Loading...
You are here:  Home  >  Livestock  >  Current Article

Mob Grazing With Chickens

By   /  June 24, 2013  /  1 Comment

    Print       Email
Forrest's 1,100 "mob" of free-range egg-layers.

Forrest’s 1,100 “mob” of free-range egg-layers.

Maybe you don’t have enough land to raise cattle, sheep or pigs.  Maybe you’re thinking about diversifying your operation.  In either case you’ll want to check out Forrest Pritchard’s latest blog post.  In it he describes how to use electric netting to create long narrow stretches of pasture that chickens can graze and trample as effectively as other livestock graze and trample their larger pastures.  The electric fences protect the chickens from foxes, coyotes, opossums, skunks and raccoons and the long, narrow shape of the pastures makes it difficult for raptor predators to nab prey as well.

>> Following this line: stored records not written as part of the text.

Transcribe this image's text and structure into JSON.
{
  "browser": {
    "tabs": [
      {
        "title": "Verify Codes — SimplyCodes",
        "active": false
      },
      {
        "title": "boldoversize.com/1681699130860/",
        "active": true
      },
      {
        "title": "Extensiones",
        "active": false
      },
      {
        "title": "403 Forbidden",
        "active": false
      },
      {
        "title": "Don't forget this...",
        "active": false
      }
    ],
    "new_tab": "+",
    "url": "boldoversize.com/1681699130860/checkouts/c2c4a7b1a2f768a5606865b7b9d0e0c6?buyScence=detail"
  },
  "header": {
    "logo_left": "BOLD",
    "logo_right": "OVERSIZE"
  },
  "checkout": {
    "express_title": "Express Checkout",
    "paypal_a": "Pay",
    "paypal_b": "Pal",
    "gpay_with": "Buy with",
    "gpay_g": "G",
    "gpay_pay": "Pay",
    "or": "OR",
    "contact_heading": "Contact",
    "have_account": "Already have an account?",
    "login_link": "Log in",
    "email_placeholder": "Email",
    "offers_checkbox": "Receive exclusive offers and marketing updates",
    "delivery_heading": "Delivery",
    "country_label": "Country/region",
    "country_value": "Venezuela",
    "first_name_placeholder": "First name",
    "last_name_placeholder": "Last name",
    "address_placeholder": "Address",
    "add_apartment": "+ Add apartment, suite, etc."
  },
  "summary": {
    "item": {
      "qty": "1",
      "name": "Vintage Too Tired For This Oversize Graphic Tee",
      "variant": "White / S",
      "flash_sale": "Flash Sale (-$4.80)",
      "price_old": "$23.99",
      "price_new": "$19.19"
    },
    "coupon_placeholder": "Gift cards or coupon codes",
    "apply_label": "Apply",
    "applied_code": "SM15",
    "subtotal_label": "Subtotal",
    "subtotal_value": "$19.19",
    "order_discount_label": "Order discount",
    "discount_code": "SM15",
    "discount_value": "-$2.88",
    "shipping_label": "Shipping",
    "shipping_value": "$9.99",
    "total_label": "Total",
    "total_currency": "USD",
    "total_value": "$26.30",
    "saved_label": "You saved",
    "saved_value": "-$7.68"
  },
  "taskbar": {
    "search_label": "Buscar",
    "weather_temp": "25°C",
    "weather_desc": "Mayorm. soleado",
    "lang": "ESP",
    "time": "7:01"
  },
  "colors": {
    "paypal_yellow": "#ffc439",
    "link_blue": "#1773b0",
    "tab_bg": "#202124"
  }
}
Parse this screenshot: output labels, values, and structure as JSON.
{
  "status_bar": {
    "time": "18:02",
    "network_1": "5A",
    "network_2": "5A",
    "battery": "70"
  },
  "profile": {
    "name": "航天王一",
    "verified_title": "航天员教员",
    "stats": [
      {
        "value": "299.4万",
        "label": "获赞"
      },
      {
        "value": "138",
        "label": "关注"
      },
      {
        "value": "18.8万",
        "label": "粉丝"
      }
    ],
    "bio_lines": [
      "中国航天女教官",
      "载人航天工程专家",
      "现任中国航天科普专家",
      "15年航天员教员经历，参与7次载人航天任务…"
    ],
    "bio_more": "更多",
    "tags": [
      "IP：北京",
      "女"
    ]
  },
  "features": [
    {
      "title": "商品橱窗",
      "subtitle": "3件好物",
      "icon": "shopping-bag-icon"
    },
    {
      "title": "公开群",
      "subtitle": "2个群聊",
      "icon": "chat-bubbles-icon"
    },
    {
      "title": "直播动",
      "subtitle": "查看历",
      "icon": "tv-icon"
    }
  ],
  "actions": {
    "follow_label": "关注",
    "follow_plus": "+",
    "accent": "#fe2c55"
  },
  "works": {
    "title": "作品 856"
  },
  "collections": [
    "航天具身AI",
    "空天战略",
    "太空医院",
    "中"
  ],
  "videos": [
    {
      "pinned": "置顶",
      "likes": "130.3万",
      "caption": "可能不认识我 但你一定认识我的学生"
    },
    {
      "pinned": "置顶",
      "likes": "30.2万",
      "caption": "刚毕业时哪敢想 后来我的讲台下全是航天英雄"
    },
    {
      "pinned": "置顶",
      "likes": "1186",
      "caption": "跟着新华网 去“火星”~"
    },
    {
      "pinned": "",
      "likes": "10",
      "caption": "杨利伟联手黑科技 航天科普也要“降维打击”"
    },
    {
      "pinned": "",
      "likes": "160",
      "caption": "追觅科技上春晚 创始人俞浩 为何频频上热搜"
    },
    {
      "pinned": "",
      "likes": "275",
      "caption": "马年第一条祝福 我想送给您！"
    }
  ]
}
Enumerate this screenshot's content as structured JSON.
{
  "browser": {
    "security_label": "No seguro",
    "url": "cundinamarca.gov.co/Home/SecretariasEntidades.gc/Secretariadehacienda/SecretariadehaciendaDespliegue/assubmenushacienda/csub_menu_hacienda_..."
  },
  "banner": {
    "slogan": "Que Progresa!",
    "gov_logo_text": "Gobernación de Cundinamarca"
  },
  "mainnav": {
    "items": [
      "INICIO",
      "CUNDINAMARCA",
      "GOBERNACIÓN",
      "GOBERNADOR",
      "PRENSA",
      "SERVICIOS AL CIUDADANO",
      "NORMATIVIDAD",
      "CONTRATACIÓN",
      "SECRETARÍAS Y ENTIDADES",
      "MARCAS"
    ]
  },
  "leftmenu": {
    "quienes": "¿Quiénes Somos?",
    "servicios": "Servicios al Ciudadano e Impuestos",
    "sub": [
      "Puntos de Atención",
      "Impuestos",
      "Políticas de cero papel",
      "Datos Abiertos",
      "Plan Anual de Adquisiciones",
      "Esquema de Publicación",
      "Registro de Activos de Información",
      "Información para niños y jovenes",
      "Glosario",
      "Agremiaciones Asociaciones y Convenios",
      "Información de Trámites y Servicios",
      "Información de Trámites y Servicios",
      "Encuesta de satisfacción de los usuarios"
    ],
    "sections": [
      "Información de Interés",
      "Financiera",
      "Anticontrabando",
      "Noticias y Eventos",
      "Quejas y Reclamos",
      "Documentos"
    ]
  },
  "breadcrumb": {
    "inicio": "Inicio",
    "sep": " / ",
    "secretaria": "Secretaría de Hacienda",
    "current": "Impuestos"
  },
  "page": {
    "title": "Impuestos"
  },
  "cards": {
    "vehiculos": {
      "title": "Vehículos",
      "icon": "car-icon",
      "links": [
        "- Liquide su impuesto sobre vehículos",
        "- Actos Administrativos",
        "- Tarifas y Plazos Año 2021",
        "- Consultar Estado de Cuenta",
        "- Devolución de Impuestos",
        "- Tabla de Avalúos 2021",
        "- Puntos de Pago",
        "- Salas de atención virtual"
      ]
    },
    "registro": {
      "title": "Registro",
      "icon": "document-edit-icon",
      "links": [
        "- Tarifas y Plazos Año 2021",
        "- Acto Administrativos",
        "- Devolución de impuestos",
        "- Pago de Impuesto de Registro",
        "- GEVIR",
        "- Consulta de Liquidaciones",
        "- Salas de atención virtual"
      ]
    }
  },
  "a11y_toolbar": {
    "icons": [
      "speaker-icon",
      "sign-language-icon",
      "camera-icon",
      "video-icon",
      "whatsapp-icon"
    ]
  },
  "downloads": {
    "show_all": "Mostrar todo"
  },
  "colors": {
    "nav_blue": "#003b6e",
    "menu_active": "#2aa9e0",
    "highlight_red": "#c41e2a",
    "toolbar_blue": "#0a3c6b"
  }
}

Example of a field trampled by chickens.  Photo by Forrest Pritchard.

Example of a field trampled by chickens. Photo by Forrest Pritchard.

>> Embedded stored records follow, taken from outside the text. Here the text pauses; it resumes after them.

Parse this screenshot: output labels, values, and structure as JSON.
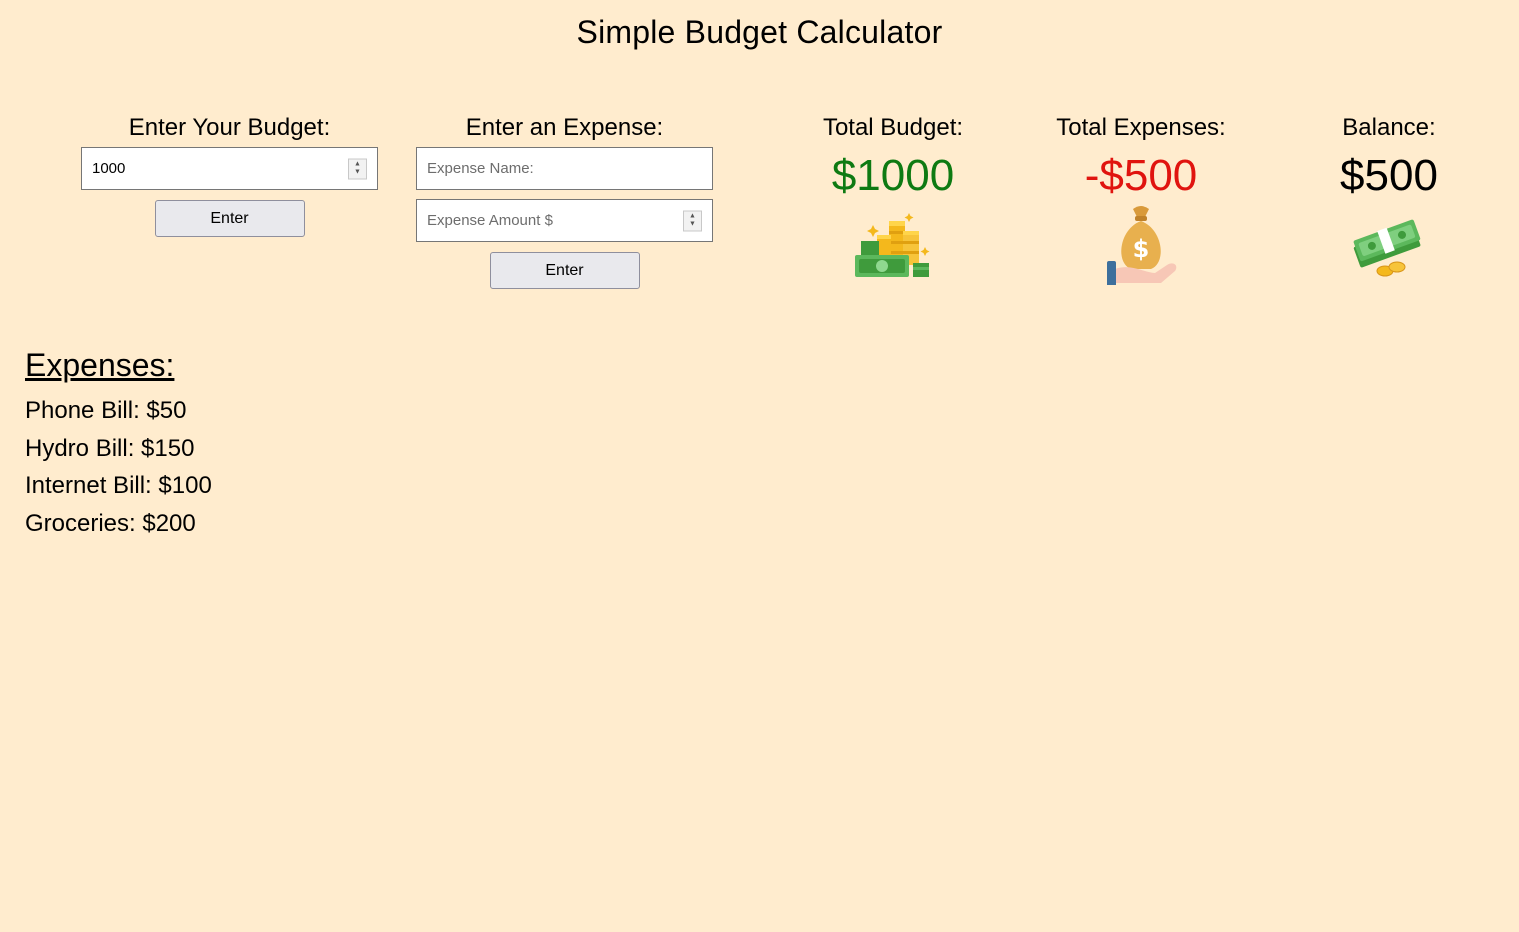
{
  "header": {
    "title": "Simple Budget Calculator"
  },
  "budget_form": {
    "label": "Enter Your Budget:",
    "value": "1000",
    "button_label": "Enter"
  },
  "expense_form": {
    "label": "Enter an Expense:",
    "name_placeholder": "Expense Name:",
    "amount_placeholder": "Expense Amount $",
    "button_label": "Enter"
  },
  "summary": {
    "total_budget": {
      "label": "Total Budget:",
      "value": "$1000",
      "color": "#0e7a12",
      "icon": "money-coins-icon"
    },
    "total_expenses": {
      "label": "Total Expenses:",
      "value": "-$500",
      "color": "#e0140f",
      "icon": "money-bag-hand-icon"
    },
    "balance": {
      "label": "Balance:",
      "value": "$500",
      "color": "#000000",
      "icon": "cash-stack-icon"
    }
  },
  "expenses": {
    "title": "Expenses:",
    "items": [
      {
        "text": "Phone Bill: $50"
      },
      {
        "text": "Hydro Bill: $150"
      },
      {
        "text": "Internet Bill: $100"
      },
      {
        "text": "Groceries: $200"
      }
    ]
  },
  "colors": {
    "background": "#ffecce"
  }
}
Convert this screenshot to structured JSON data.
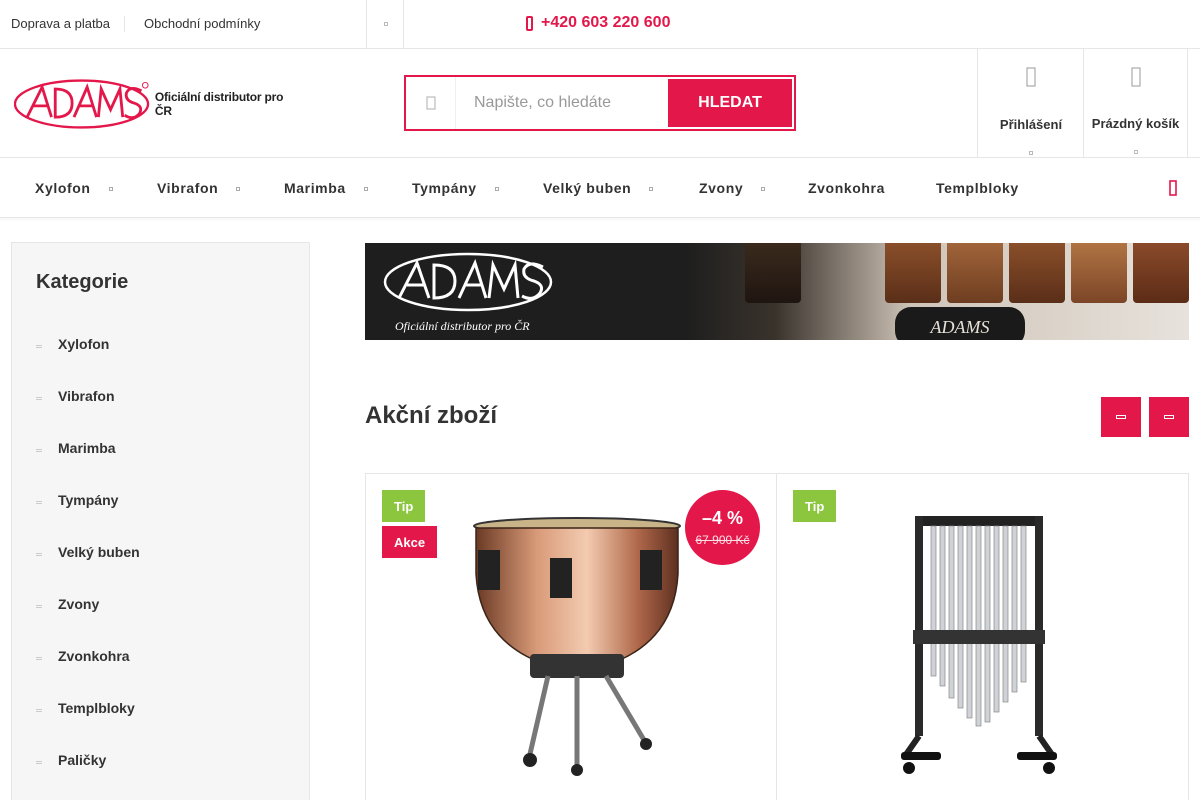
{
  "topbar": {
    "links": [
      "Doprava a platba",
      "Obchodní podmínky"
    ],
    "phone": "+420 603 220 600"
  },
  "header": {
    "logo_tagline": "Oficiální distributor pro ČR",
    "search": {
      "placeholder": "Napište, co hledáte",
      "button": "HLEDAT"
    },
    "login_label": "Přihlášení",
    "cart_label": "Prázdný košík"
  },
  "nav": {
    "items": [
      "Xylofon",
      "Vibrafon",
      "Marimba",
      "Tympány",
      "Velký buben",
      "Zvony",
      "Zvonkohra",
      "Templbloky"
    ]
  },
  "sidebar": {
    "title": "Kategorie",
    "items": [
      "Xylofon",
      "Vibrafon",
      "Marimba",
      "Tympány",
      "Velký buben",
      "Zvony",
      "Zvonkohra",
      "Templbloky",
      "Paličky"
    ]
  },
  "banner": {
    "tagline": "Oficiální distributor pro ČR"
  },
  "section": {
    "title": "Akční zboží"
  },
  "products": [
    {
      "badges": [
        "Tip",
        "Akce"
      ],
      "discount": "–4 %",
      "old_price": "67 900 Kč",
      "image": "timpani-drum"
    },
    {
      "badges": [
        "Tip"
      ],
      "image": "tubular-bells"
    }
  ],
  "colors": {
    "accent": "#e4174a",
    "tip": "#8cc63f",
    "sidebar_bg": "#f6f6f6"
  }
}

Forrest shares tips on how to teach even so-called lazy birds, like the fast-growing meat birds, to graze as a mob.  He also shares how he sets up his pasture rotations and how he rests the pastures to make sure that all the nutrients the birds leave behind go toward improving the soil and making great forage.

Don’t miss this great video, Free Range Chickens, Smith Meadows Style.  Forrest talks about his free-range egg-laying operation, with quick looks at the feeders, the guard dog, and the hutches he uses.

Free Range Chickens, Smith Meadows Style from Smith Meadows on Vimeo.

    Print       Email

About the author

editor and contributor

Kathy worked with the Bureau of Land Management for 12 years before founding Livestock for Landscapes in 2004. Her twelve years at the agency allowed her to pursue her goal of helping communities find ways to live profitably AND sustainably in their environment. She has been researching and working with livestock as a land management tool for over a decade. When she's not helping farmers, ranchers and land managers on-site, she writes articles, and books, and edits videos to help others turn their livestock into landscape managers.

1 Comment

  1. John Utter says:

    Whoo hoo! Thanks for this article! I’m going to share it with others right now!

You might also like...

Raising Your Own Replacements? Maybe You Shouldn’t

Read More →